The canyon through which the Klamath River achieves its traverse of the Cascade Range is one of the most remote corners of Siskiyou County and receives very little visitation, despite the great natural beauty of the area. Few people venture here for a variety of reasons, not the least of which is that it is simply a long way from anywhere and not promoted at all. Add to that the lack of trails and the large blocks of privately owned land and what few people would venture here is pared down to a relative handful of folks. Still, the canyon of the Upper Klamath (the upper section of the river is considered to be that which is up stream of the Irongate and Copco Reservoirs, which begin at the west end of the canyon) is a fascinating and beautiful formation. The river carved its passage across the Cascades at a low saddle in the range’s crest. North of Willow Creek Mountain, the Cascades subside into a high, forested plateau underlayed by lava flows. The river gouged its path out of the southern end of the plateau, near where the crest rises up toward Willow Creek Mountain. This resulted in what is known as the Klamath Rim, a sharp band of cliffs that line the northern side of the Upper Klamath’s canyon. The rim’s elevation above the river varies but it generally maintains a height of about 1,000 feet. The south side of canyon is marked not by a severe edge like the north, but an undulating series of slopes rising up toward the heavily forested high country. The most interesting feature on the river’s south side is large Secret Springs Mountain, which is an ancient volcano that boasts a surprisingly large crater on its north side. Though the canyon does not have a definite rim on the south side it is still marked by steep walls broken intermittently by deep canyons of tributary creeks. The most notable is Shovel Creek, which begins in a large meadow at the divide near Little Shasta meadows, the headwaters of the Little Shasta River.

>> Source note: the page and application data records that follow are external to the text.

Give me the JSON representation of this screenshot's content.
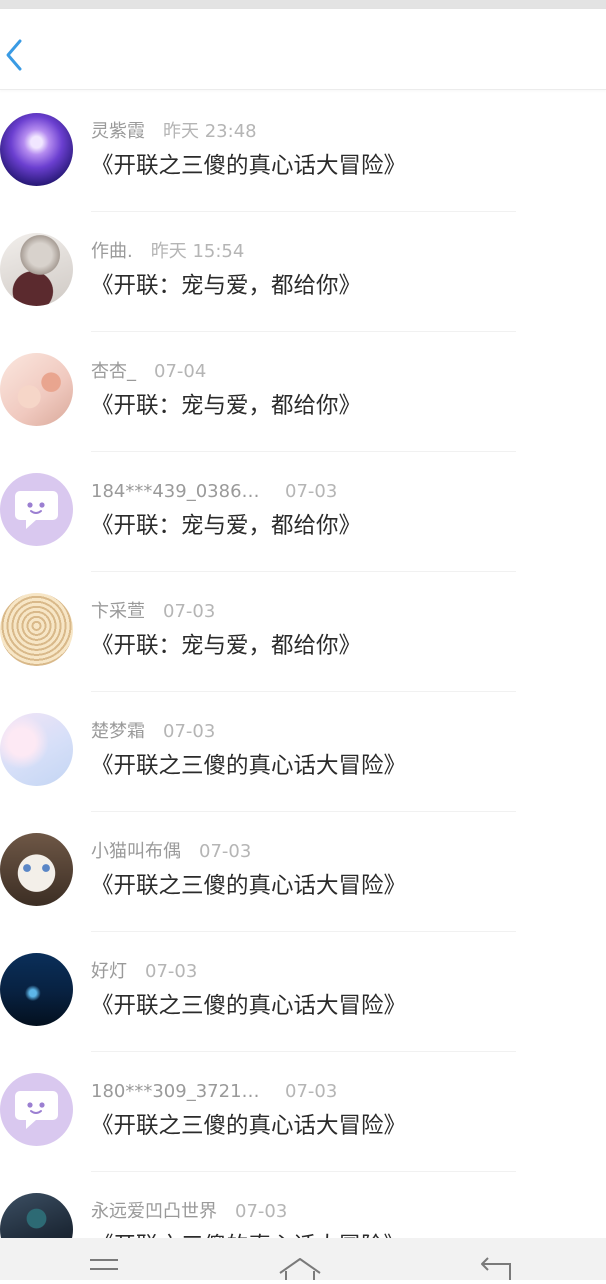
{
  "header": {
    "back_icon": "chevron-left-icon",
    "accent": "#3a9be4"
  },
  "messages": [
    {
      "name": "灵紫霞",
      "time": "昨天 23:48",
      "text": "《开联之三傻的真心话大冒险》",
      "avatar": "artwork-purple"
    },
    {
      "name": "作曲.",
      "time": "昨天 15:54",
      "text": "《开联：宠与爱，都给你》",
      "avatar": "anime-girl"
    },
    {
      "name": "杏杏_",
      "time": "07-04",
      "text": "《开联：宠与爱，都给你》",
      "avatar": "anime-pastel"
    },
    {
      "name": "184***439_0386…",
      "time": "07-03",
      "text": "《开联：宠与爱，都给你》",
      "avatar": "default-chat"
    },
    {
      "name": "卞采萱",
      "time": "07-03",
      "text": "《开联：宠与爱，都给你》",
      "avatar": "melon"
    },
    {
      "name": "楚梦霜",
      "time": "07-03",
      "text": "《开联之三傻的真心话大冒险》",
      "avatar": "pastel-sky"
    },
    {
      "name": "小猫叫布偶",
      "time": "07-03",
      "text": "《开联之三傻的真心话大冒险》",
      "avatar": "cat"
    },
    {
      "name": "好灯",
      "time": "07-03",
      "text": "《开联之三傻的真心话大冒险》",
      "avatar": "underwater"
    },
    {
      "name": "180***309_3721…",
      "time": "07-03",
      "text": "《开联之三傻的真心话大冒险》",
      "avatar": "default-chat"
    },
    {
      "name": "永远爱凹凸世界",
      "time": "07-03",
      "text": "《开联之三傻的真心话大冒险》",
      "avatar": "anime-dark"
    }
  ],
  "navbar": {
    "icons": [
      "menu-icon",
      "home-icon",
      "back-icon"
    ]
  }
}
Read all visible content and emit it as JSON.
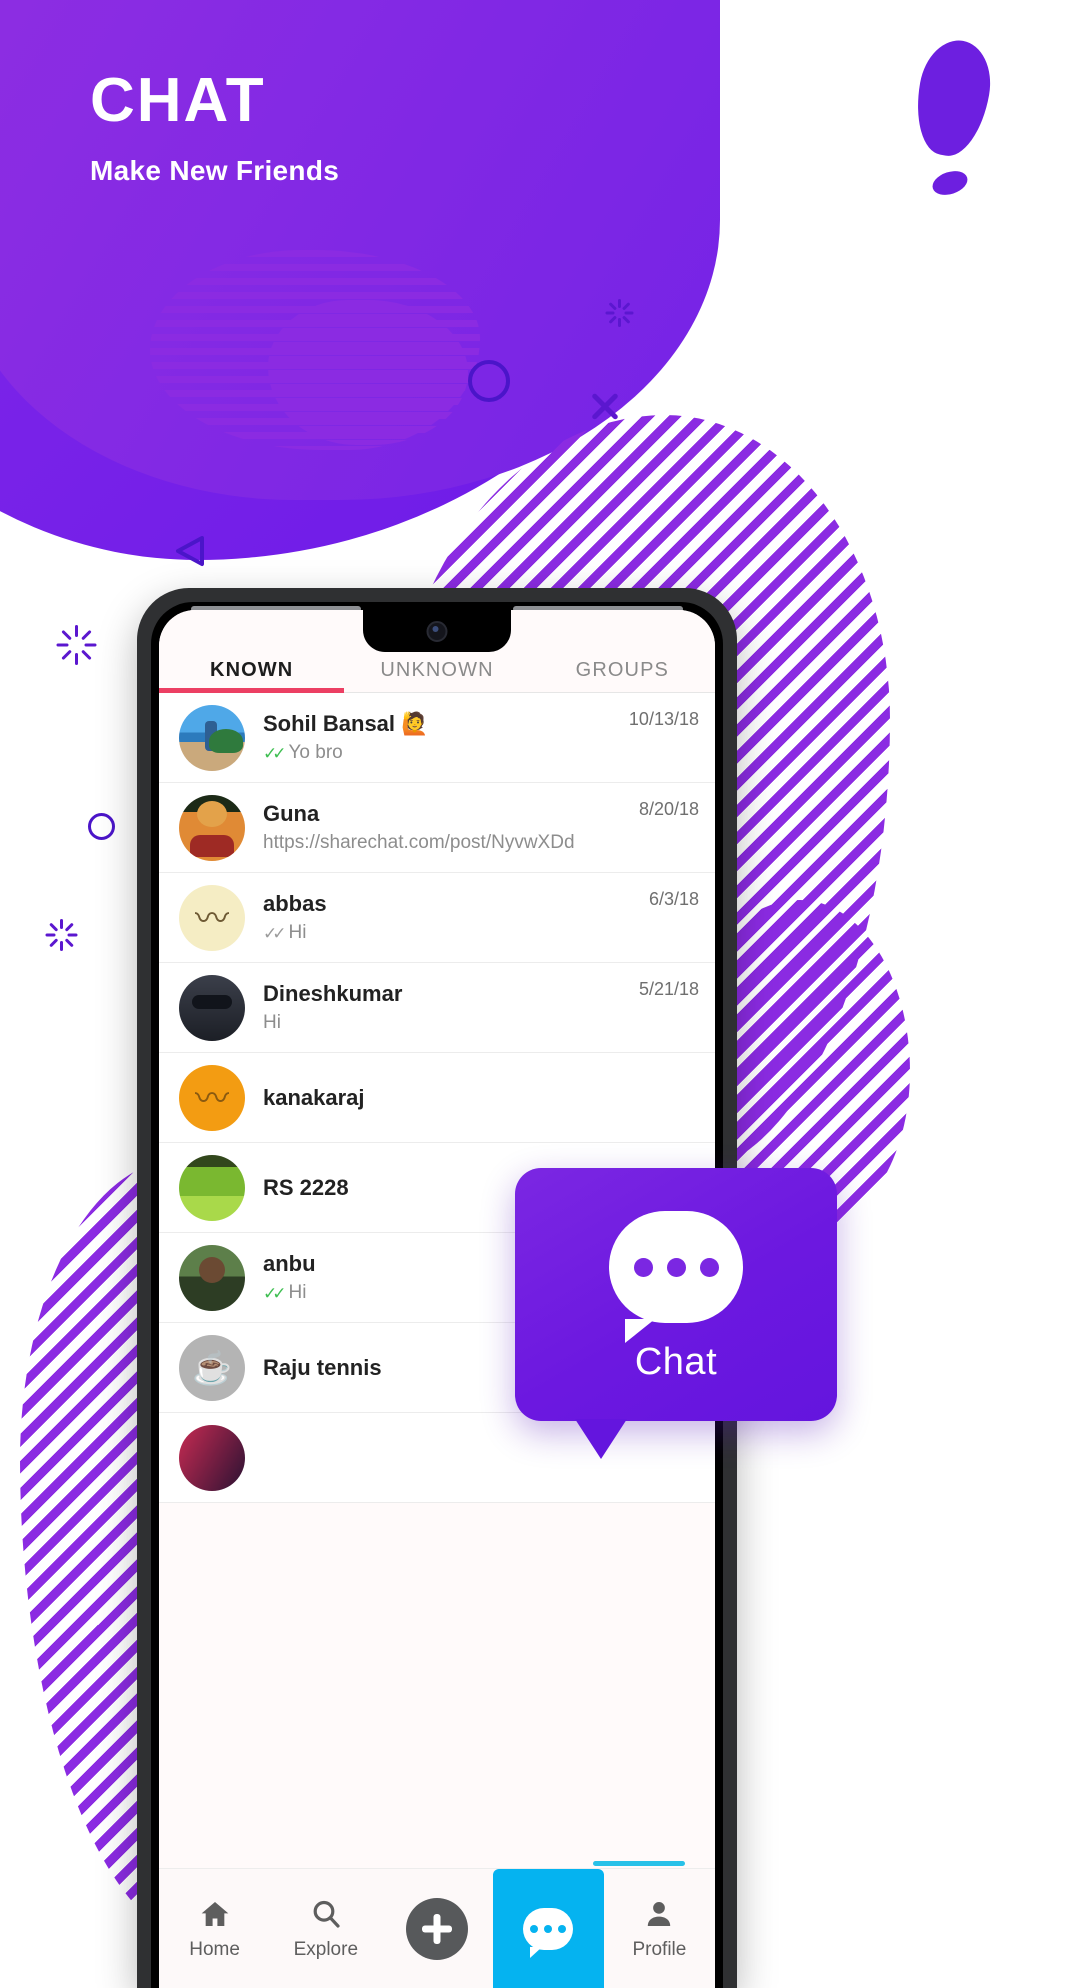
{
  "hero": {
    "title": "CHAT",
    "subtitle": "Make New Friends"
  },
  "callout": {
    "label": "Chat",
    "icon": "chat-bubble-icon"
  },
  "phone": {
    "tabs": [
      {
        "label": "KNOWN",
        "active": true
      },
      {
        "label": "UNKNOWN",
        "active": false
      },
      {
        "label": "GROUPS",
        "active": false
      }
    ],
    "chats": [
      {
        "name": "Sohil Bansal 🙋",
        "message": "Yo bro",
        "date": "10/13/18",
        "ticks": "read",
        "avatar": "beach-photo-avatar"
      },
      {
        "name": "Guna",
        "message": "https://sharechat.com/post/NyvwXDd",
        "date": "8/20/18",
        "ticks": "none",
        "avatar": "hanuman-photo-avatar"
      },
      {
        "name": "abbas",
        "message": "Hi",
        "date": "6/3/18",
        "ticks": "sent",
        "avatar": "mustache-cream-avatar"
      },
      {
        "name": "Dineshkumar",
        "message": "Hi",
        "date": "5/21/18",
        "ticks": "none",
        "avatar": "sunglasses-photo-avatar"
      },
      {
        "name": "kanakaraj",
        "message": "",
        "date": "",
        "ticks": "none",
        "avatar": "mustache-orange-avatar"
      },
      {
        "name": "RS 2228",
        "message": "",
        "date": "",
        "ticks": "none",
        "avatar": "grass-photo-avatar"
      },
      {
        "name": "anbu",
        "message": "Hi",
        "date": "",
        "ticks": "read",
        "avatar": "man-photo-avatar"
      },
      {
        "name": "Raju tennis",
        "message": "",
        "date": "",
        "ticks": "none",
        "avatar": "cup-gray-avatar"
      }
    ],
    "bottom_nav": [
      {
        "label": "Home",
        "icon": "home-icon",
        "active": false
      },
      {
        "label": "Explore",
        "icon": "search-icon",
        "active": false
      },
      {
        "label": "",
        "icon": "plus-icon",
        "active": false
      },
      {
        "label": "",
        "icon": "chat-icon",
        "active": true
      },
      {
        "label": "Profile",
        "icon": "person-icon",
        "active": false
      }
    ]
  },
  "colors": {
    "brand_purple": "#7b27e2",
    "deep_purple": "#6415de",
    "accent_pink": "#ec3f63",
    "accent_cyan": "#05b3f0",
    "tick_read_green": "#3fbf52",
    "teal_bar": "#28c1e8"
  }
}
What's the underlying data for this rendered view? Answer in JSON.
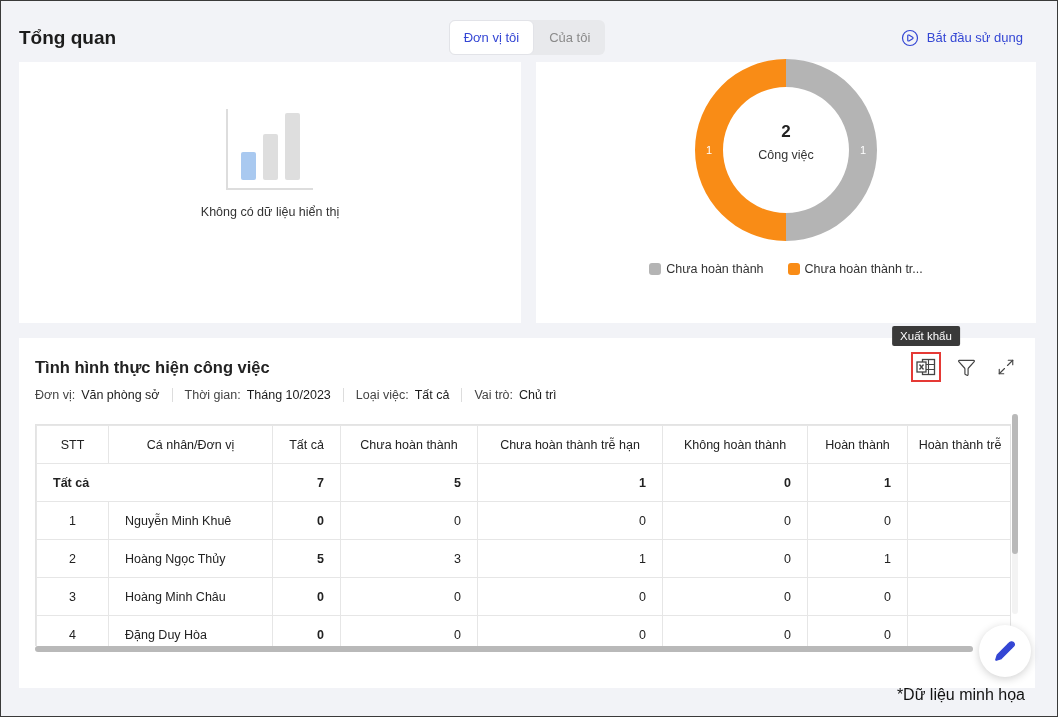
{
  "header": {
    "title": "Tổng quan",
    "tabs": [
      {
        "label": "Đơn vị tôi",
        "selected": true
      },
      {
        "label": "Của tôi",
        "selected": false
      }
    ],
    "start_link": "Bắt đầu sử dụng"
  },
  "empty_card": {
    "message": "Không có dữ liệu hiển thị"
  },
  "donut_card": {
    "total": "2",
    "total_label": "Công việc",
    "legend": [
      {
        "color": "#b4b4b4"
      },
      {
        "color": "#f98c16"
      }
    ],
    "chart_data": {
      "type": "donut",
      "categories": [
        "Chưa hoàn thành",
        "Chưa hoàn thành tr..."
      ],
      "values": [
        1,
        1
      ],
      "data_labels": true
    }
  },
  "progress_card": {
    "title": "Tình hình thực hiện công việc",
    "toolbar": {
      "export_tooltip": "Xuất khẩu",
      "export_highlighted": true
    },
    "filters": [
      {
        "label": "Đơn vị:",
        "value": "Văn phòng sở"
      },
      {
        "label": "Thời gian:",
        "value": "Tháng 10/2023"
      },
      {
        "label": "Loại việc:",
        "value": "Tất cả"
      },
      {
        "label": "Vai trò:",
        "value": "Chủ trì"
      }
    ],
    "table": {
      "columns": [
        "STT",
        "Cá nhân/Đơn vị",
        "Tất cả",
        "Chưa hoàn thành",
        "Chưa hoàn thành trễ hạn",
        "Không hoàn thành",
        "Hoàn thành",
        "Hoàn thành trễ"
      ],
      "total_row": {
        "label": "Tất cả",
        "values": [
          "7",
          "5",
          "1",
          "0",
          "1"
        ]
      },
      "rows": [
        {
          "stt": "1",
          "name": "Nguyễn Minh Khuê",
          "values": [
            "0",
            "0",
            "0",
            "0",
            "0"
          ]
        },
        {
          "stt": "2",
          "name": "Hoàng Ngọc Thủy",
          "values": [
            "5",
            "3",
            "1",
            "0",
            "1"
          ]
        },
        {
          "stt": "3",
          "name": "Hoàng Minh Châu",
          "values": [
            "0",
            "0",
            "0",
            "0",
            "0"
          ]
        },
        {
          "stt": "4",
          "name": "Đặng Duy Hòa",
          "values": [
            "0",
            "0",
            "0",
            "0",
            "0"
          ]
        }
      ]
    }
  },
  "footnote": "*Dữ liệu minh họa"
}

As noted earlier, the river receives little visitation in part because of the lack of public land. There are no maintained trails along the river. Still, the area is ripe for exploration by those interested in seeing a beautiful place that is seldom seen. A very well maintained gravel road follows the south side of the river through the canyon, eventually passing into Oregon on its way to meeting Highway 66. The land owner along much of the river is Pacific Power and they have established 6 river access points for fishermen to use. Thankfully these offer opportunities to get down close to the river and enjoy short walks along the banks. The sixth one is the most scenic. As one heads north toward Oregon, the last little bit of the river passes through BLM land just below the border. The BLM has established a put in site for rafters with some minor amenities, including a pit toilet. This area is a fantastic and utterly underused camping spot. Solitude in this incredible canyon, along a gorgeous river is practically guaranteed. For those interested in adventure, an ascent up Secret Springs Mountain is excellent and exploring the area along the river is great. Fall is the best time to come, when the autumn colors explode along the river and the temperatures are perfect.